~Edward Burtynsky, Manufactured Landscapes, Stills Gallery with Commentary (DVD extra), 'Manufactured Landscapes' series, commentary to slide #3
Here, the photographer pinpoints, and distils into a symbolically-laden encounter with the unseen fruits of our collective industry, a historic, even mythic, transition point with which we are still, ever so slowly, coming to terms. Did we do that?
Recently we seem to be discovering inconvenient truths everywhere we look, Frankenstein's monsters around every corner.
This evening, when I dug up the link for the Seminar About Long-term Thinking that he did for the Long Now Foundation in July 02008, I noticed that chapter 15 of the video of that seminar was dubbed "Future Responses to Images of Today". The first remark made by Long Now impresario Stewart Brand introducing the post-presentation Q&A session: "It's going to be interesting to see what these images look like in a hundred years' time, a thousand years' time, ten thousand years' time... I have a feeling this kind of imagery -- you're dead right -- is exactly the kind of thing to launch through time."

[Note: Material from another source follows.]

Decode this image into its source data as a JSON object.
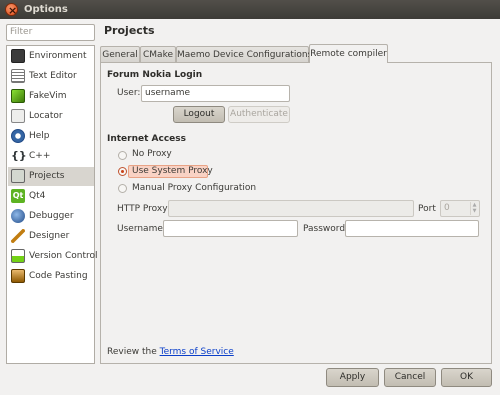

Coincidentally, I'd been entertaining an almost perfectly symmetrical line of thinking. One of the things I sometimes consider in relation to future artifacts -- Strategic Anachronisms -- is the following thought experiment: If I had to send a time capsule of the present back to the past, say 100 years ago; which objects, images, elements of today might I pick out as most surprising, instructive, evocative, or characteristic of our times? Burtynsky's stuff could well find its way into my capsule selection: I find these images bear a kind of historic weight; they document something profound about What's Going On Here.
That is: we have inverted the sublime, and awaken with awe to the scale and import of what we have wrought. Yet, as terrible as many of the consequences of our industrial transformation have been, this moment of recognition seems to portend the taking of a new level of responsibility commensurate with that power. Or, as Stewart Brand put it in another context: "We are as gods and might as well get good at it."
* This may be the Turner painting that Burtynsky had in mind.